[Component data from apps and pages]
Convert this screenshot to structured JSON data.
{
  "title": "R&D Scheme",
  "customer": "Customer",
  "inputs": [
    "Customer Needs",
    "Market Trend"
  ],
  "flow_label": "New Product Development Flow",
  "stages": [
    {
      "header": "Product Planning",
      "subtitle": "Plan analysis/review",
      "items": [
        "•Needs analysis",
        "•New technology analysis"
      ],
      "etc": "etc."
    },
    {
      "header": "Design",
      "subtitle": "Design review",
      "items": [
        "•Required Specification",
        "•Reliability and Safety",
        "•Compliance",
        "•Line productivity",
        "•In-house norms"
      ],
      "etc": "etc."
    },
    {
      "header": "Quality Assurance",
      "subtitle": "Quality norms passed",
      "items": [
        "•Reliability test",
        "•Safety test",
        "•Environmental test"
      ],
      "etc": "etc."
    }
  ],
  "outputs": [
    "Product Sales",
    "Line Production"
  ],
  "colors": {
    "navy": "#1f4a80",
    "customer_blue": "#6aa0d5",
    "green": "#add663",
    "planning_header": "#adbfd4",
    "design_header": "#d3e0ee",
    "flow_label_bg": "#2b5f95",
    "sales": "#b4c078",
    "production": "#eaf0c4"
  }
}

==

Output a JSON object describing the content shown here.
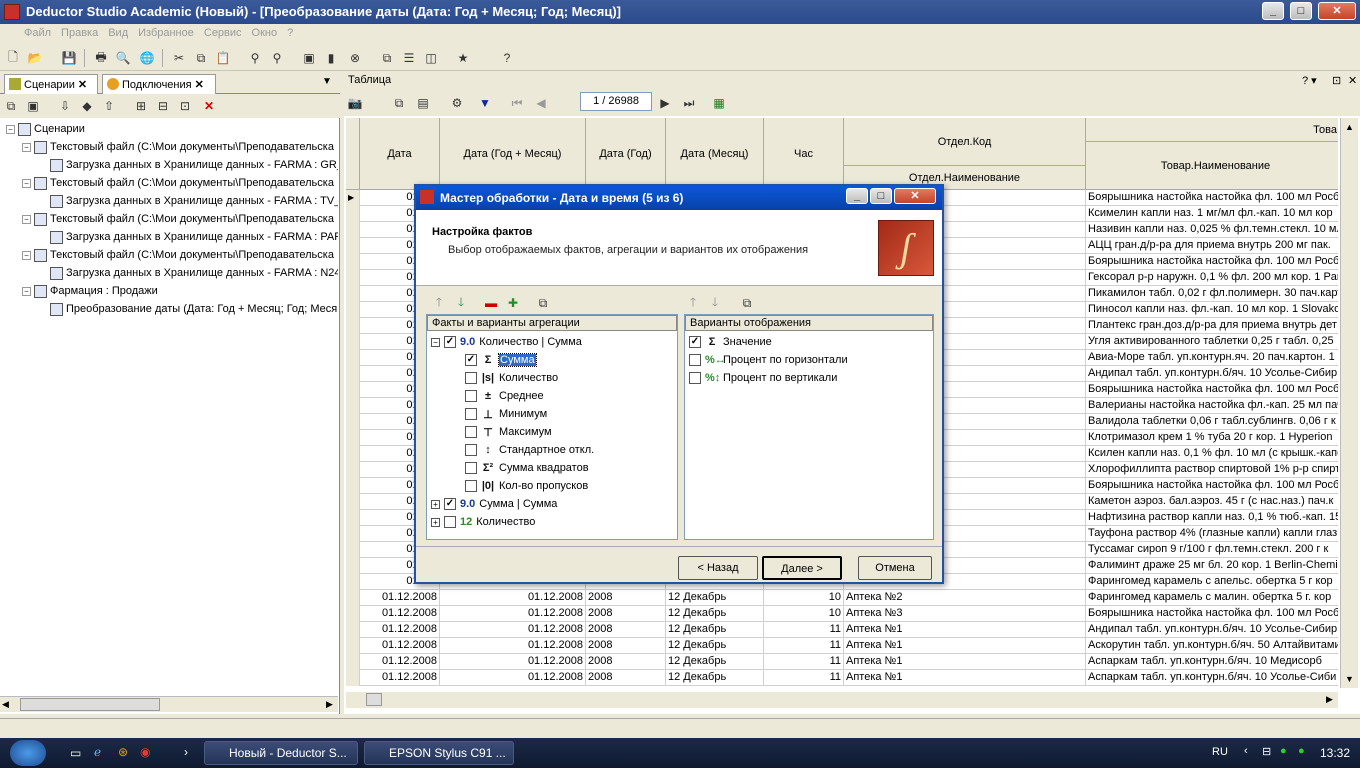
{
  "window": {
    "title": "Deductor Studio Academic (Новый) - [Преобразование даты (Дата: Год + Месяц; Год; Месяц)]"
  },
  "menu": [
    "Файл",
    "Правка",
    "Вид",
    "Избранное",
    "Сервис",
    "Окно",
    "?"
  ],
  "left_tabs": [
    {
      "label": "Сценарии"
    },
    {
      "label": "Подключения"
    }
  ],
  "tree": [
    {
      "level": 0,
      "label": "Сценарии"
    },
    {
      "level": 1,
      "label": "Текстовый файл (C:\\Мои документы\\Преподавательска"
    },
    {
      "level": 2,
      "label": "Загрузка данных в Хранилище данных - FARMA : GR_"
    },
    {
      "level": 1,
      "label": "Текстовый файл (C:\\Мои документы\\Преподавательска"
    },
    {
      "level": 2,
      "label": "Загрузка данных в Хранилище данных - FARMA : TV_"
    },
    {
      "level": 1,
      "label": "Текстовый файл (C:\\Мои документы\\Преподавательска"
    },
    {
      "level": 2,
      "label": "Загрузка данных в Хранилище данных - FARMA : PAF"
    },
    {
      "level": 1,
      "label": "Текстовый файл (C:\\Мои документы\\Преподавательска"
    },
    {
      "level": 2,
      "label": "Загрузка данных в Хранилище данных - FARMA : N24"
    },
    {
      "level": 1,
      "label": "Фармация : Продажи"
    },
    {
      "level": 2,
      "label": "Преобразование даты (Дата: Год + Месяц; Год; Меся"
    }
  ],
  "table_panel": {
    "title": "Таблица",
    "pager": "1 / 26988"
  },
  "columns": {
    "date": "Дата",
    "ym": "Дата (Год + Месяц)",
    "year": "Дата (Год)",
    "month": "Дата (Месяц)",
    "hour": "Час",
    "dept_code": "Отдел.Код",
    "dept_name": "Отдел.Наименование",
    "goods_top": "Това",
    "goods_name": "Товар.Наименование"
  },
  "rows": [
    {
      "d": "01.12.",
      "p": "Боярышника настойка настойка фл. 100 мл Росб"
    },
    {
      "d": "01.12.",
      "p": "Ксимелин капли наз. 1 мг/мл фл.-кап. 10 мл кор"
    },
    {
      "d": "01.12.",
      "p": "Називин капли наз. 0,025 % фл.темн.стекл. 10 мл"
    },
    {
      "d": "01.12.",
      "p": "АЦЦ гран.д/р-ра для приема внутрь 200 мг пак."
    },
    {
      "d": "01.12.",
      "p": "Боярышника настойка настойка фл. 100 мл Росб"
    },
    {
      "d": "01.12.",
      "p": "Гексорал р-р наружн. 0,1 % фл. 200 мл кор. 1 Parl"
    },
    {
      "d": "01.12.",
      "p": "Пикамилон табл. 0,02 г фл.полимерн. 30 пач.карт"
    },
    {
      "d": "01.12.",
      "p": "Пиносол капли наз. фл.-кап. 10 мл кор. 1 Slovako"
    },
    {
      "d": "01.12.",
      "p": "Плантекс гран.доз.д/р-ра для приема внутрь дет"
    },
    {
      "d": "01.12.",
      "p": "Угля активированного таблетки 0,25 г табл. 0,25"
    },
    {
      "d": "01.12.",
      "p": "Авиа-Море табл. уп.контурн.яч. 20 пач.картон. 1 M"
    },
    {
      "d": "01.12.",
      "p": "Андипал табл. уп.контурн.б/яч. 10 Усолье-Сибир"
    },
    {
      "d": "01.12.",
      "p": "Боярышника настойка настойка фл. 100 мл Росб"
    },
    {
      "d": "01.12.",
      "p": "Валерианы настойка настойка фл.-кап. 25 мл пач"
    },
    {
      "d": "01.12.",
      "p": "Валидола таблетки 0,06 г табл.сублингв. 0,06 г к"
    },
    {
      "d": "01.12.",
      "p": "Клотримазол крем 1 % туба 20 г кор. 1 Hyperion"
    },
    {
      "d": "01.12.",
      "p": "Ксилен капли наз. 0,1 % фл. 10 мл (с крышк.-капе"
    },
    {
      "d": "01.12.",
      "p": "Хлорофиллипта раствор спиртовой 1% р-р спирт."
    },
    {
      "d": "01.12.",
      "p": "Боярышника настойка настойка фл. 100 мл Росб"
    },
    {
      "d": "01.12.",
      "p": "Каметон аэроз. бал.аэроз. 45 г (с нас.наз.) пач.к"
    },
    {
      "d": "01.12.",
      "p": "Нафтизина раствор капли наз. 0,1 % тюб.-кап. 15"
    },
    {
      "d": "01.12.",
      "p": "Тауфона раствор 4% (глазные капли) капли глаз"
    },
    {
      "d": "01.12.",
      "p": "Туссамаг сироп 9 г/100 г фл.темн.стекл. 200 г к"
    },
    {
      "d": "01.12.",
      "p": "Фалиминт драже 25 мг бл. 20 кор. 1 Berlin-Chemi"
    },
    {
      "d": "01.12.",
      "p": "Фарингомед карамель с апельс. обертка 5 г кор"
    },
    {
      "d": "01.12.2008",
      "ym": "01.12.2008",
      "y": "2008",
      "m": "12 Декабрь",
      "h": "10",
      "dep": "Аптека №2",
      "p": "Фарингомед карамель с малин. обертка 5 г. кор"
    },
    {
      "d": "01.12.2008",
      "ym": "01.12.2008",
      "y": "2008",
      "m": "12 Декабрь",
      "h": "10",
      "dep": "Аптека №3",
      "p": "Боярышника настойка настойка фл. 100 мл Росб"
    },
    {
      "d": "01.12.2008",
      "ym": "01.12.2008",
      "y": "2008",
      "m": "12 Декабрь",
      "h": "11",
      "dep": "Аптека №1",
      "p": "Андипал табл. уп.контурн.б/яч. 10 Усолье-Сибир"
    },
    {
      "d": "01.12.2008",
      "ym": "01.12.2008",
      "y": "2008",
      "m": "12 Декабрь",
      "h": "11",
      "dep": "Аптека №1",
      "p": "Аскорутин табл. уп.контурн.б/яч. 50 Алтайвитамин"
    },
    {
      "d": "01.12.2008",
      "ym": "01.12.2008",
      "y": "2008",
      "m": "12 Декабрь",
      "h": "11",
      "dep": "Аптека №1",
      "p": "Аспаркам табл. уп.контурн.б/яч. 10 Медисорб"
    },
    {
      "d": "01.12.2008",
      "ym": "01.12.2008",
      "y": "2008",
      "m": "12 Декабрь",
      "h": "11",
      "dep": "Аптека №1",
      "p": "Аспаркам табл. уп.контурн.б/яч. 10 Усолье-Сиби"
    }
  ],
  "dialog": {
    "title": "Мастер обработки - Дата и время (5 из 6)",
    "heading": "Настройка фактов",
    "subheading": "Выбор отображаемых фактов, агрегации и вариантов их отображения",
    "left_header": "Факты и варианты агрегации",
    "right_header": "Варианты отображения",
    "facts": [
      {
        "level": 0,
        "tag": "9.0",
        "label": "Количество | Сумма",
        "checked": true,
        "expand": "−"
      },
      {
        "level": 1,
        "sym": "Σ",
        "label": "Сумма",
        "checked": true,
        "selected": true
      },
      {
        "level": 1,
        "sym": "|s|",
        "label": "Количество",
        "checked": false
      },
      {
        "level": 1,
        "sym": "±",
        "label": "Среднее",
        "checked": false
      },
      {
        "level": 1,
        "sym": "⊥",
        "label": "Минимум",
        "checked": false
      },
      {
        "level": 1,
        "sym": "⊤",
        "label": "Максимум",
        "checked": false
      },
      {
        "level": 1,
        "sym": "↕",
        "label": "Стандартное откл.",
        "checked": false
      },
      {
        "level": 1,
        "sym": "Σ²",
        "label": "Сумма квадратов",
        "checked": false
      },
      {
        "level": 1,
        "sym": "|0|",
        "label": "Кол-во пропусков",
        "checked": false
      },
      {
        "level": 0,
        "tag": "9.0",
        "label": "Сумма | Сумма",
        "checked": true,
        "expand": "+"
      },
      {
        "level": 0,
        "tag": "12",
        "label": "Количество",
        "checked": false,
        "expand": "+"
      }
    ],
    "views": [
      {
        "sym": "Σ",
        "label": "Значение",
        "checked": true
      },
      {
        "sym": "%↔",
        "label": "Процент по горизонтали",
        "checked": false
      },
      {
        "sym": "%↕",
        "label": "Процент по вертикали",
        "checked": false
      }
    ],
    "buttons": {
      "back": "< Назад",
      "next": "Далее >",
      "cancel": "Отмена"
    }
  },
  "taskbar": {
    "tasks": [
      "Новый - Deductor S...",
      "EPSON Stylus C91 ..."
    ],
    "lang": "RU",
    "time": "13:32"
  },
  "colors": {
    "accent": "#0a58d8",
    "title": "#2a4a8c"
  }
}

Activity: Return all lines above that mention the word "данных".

Task response:
      "label": "Загрузка данных в Хранилище данных - FARMA : GR_"
      "label": "Загрузка данных в Хранилище данных - FARMA : TV_"
      "label": "Загрузка данных в Хранилище данных - FARMA : PAF"
      "label": "Загрузка данных в Хранилище данных - FARMA : N24"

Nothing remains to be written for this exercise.